If you’re not challenging your chest muscles, have you asked yourself why? Are you bored with bench presses or frustrated with your results? Do you think a muscular chest is only for men or are you afraid you’ll get too big?
I’ve been focusing on my chest more over the last few months, and although I have more work to do, I’m seeing some nice results. The muscles in front of my underarms are firm instead of floppy. I can see some definition in my upper chest and have surmised that this has only helped my bust line! My goals are to improve my upper body strength and width while creating a toned, athletic look.
If you’re bored with your chest routine, you can overcome that by realizing that there are many different muscle fibers in your chest that need to be hit from a variety of different angles. You can do presses on different inclines, a flat bench, a decline bench, or seated. There are endless varieties of pushups, and you can always get some variety using FreeMotion machines, including cable crossovers and standing chest presses.
Achieving definition in your pectorals definitely takes more time than other areas, so you need to hit it hard and be consistent. You may also need a spotting partner if you really want to make strides. I didn’t start seeing results in my chest until I started using a spotter with barbell bench presses. A spotter helps you lift more than you can lift solo and helps you break through sticking points that keep you from lifting more. My post aboutusing spotters will help you get going.
You don’t see women with big chest muscles (with the exception of bodybuilders), so don’t worry about getting a big chest like a guy. The most you can expect are toned pectorals that will help you look more lifted, toned, and strong. Strong, toned arms without a firm-looking chest will not look athletic, you can be sure.
Mixing it up with Different Angles
As I said, the pectorals are composed of many different muscle fibers that you need to hit from different angles: the upper chest, inner chest upper area, outer chest upper area, and overall pectoral area that connects to the breast. You can hit your upper chest and your lower chest simply by changing the angle of the bench. It’s useful to know which exercises hit each area:
- Barbell bench press – Entire pectoral muscle. This compound exercise is the foundation for any chest routine.
- Incline press – Upper chest

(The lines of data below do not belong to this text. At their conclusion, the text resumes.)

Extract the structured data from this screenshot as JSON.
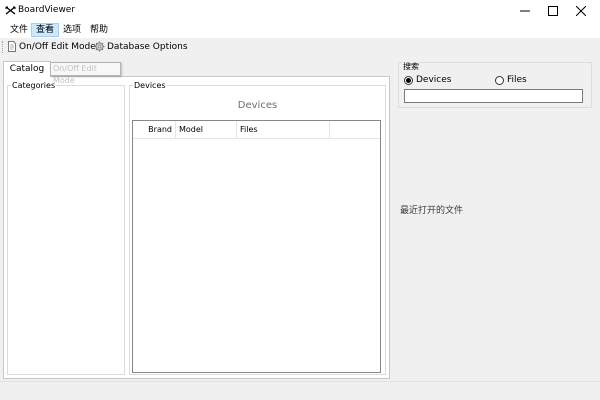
{
  "window": {
    "title": "BoardViewer",
    "app_icon": "crossed-arrows-icon",
    "controls": [
      "minimize-icon",
      "maximize-icon",
      "close-icon"
    ]
  },
  "menu": {
    "items": [
      "文件",
      "查看",
      "选项",
      "帮助"
    ],
    "active_index": 1
  },
  "toolbar": {
    "edit_mode_label": "On/Off Edit Mode",
    "edit_mode_icon": "document-icon",
    "db_options_label": "Database Options",
    "db_options_icon": "gear-icon"
  },
  "left_panel": {
    "tab_label": "Catalog",
    "tooltip": "On/Off Edit Mode",
    "categories_label": "Categories",
    "devices_label": "Devices",
    "devices_heading": "Devices",
    "columns": [
      "Brand",
      "Model",
      "Files"
    ]
  },
  "search": {
    "label": "搜索",
    "options": [
      "Devices",
      "Files"
    ],
    "selected_index": 0,
    "value": ""
  },
  "recent_files_label": "最近打开的文件",
  "colors": {
    "menu_highlight": "#cce8ff",
    "window_bg": "#f0f0f0"
  }
}
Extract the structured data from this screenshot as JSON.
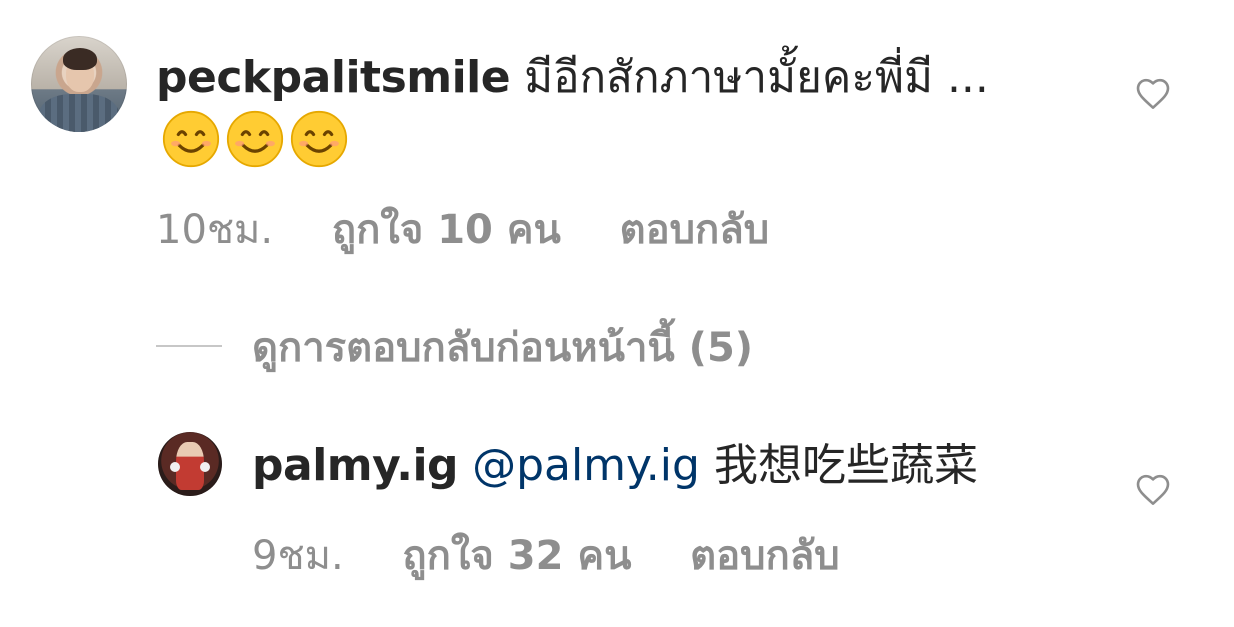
{
  "comments": [
    {
      "username": "peckpalitsmile",
      "text": "มีอีกสักภาษามั้ยคะพี่มี ...",
      "emoji": "😊",
      "emoji_count": 3,
      "time": "10ชม.",
      "likes": "ถูกใจ 10 คน",
      "reply_label": "ตอบกลับ",
      "like_icon": "heart-outline-icon"
    },
    {
      "username": "palmy.ig",
      "mention": "@palmy.ig",
      "text": "我想吃些蔬菜",
      "time": "9ชม.",
      "likes": "ถูกใจ 32 คน",
      "reply_label": "ตอบกลับ",
      "like_icon": "heart-outline-icon"
    }
  ],
  "view_replies": {
    "label": "ดูการตอบกลับก่อนหน้านี้ (5)"
  },
  "colors": {
    "text": "#262626",
    "muted": "#8e8e8e",
    "mention": "#003569",
    "divider": "#c7c7c7"
  }
}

- Decline press – Lower chest
- Seated chest press – Entire pectoral muscle
- Cable crossover – Both the pectoralis major and minor, with emphasis on inner chest

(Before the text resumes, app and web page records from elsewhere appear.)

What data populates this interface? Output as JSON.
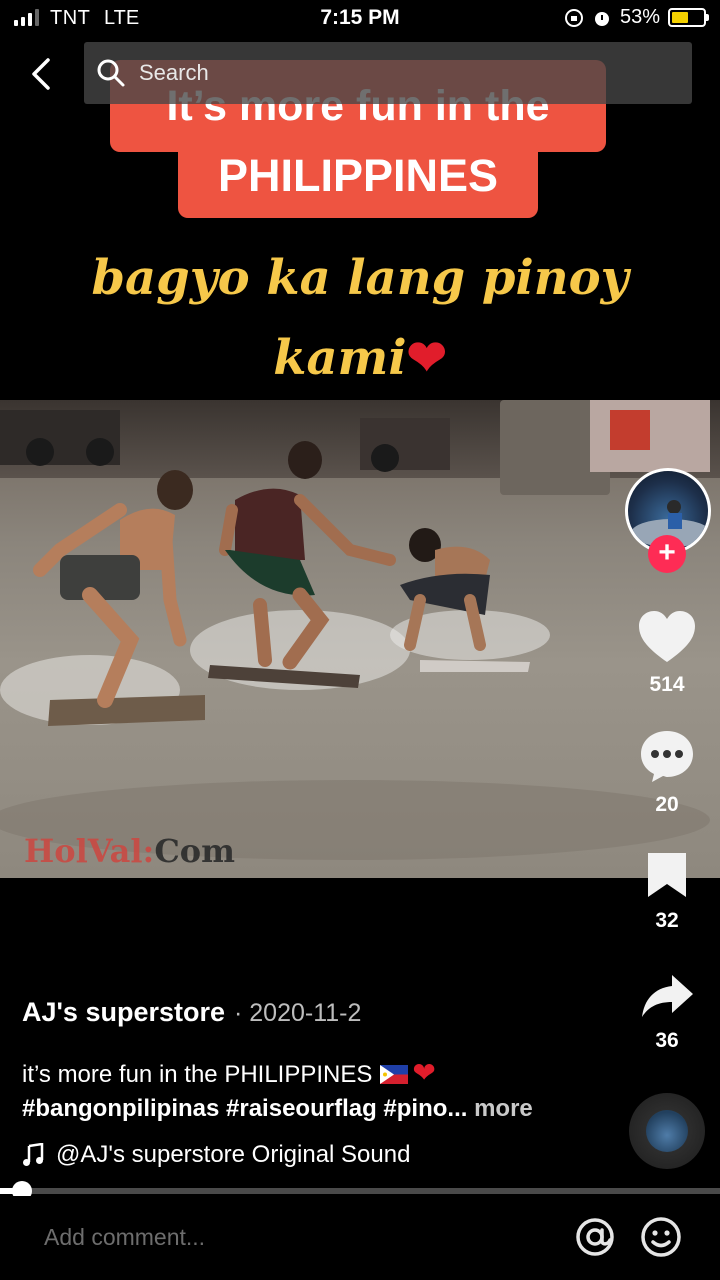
{
  "status_bar": {
    "carrier": "TNT",
    "network": "LTE",
    "time": "7:15 PM",
    "battery": "53%",
    "battery_level": 0.53
  },
  "search": {
    "placeholder": "Search"
  },
  "overlay": {
    "banner_line1": "It’s more fun in the",
    "banner_line2": "PHILIPPINES",
    "script_line1": "bagyo ka lang pinoy",
    "script_line2": "kami",
    "heart_emoji": "❤"
  },
  "photo": {
    "watermark_red": "HolVal:",
    "watermark_dark": "Com"
  },
  "actions": {
    "likes": "514",
    "comments": "20",
    "saves": "32",
    "shares": "36"
  },
  "post": {
    "username": "AJ's superstore",
    "date": "· 2020-11-2",
    "description": "it’s more fun in the PHILIPPINES",
    "hashtags": "#bangonpilipinas #raiseourflag #pino...",
    "more_label": "more",
    "sound": "@AJ's superstore Original Sound"
  },
  "playback": {
    "progress": 0.03
  },
  "comment_bar": {
    "placeholder": "Add comment..."
  },
  "colors": {
    "accent": "#fe2c55",
    "banner": "#ee5441",
    "script_text": "#f6c84a"
  }
}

- Dumbbell flyes* – Inner chest definition
- Pushups* – Outer pectorals with wide stance
- Pullovers* – Outer chest upper area
- Bar dip – Lower chest
* Superset this exercise with the bench press to really exhaust the pecs (superset = two exercises in a row without rest).
When performing chest exercises, do a warm-up set first with a light weight, followed by three sets using a weight you can lift with proper form for 10-12 repetitions. Stick to about four chest exercises per session, once or twice per week, and be sure to mix up your routine every three-four weeks by either changing the exercises, changing your grip, or using advanced techniques such as supersets. Check out my posts on plateaus for more ideas.
A word about machines: Integrate machines as part of your program, but not for every workout. The “pec dec” is appropriate to work in but puts your body in a fixed plane of motion. Use cables as much as you’d like.
A word about injuries: You can hurt your shoulders with chest exercises, particularly the bench press. Never let your elbows go past the bench (or past your shoulders on seated or standing exercises). Follow strict form and stop if you feel pain in your shoulder.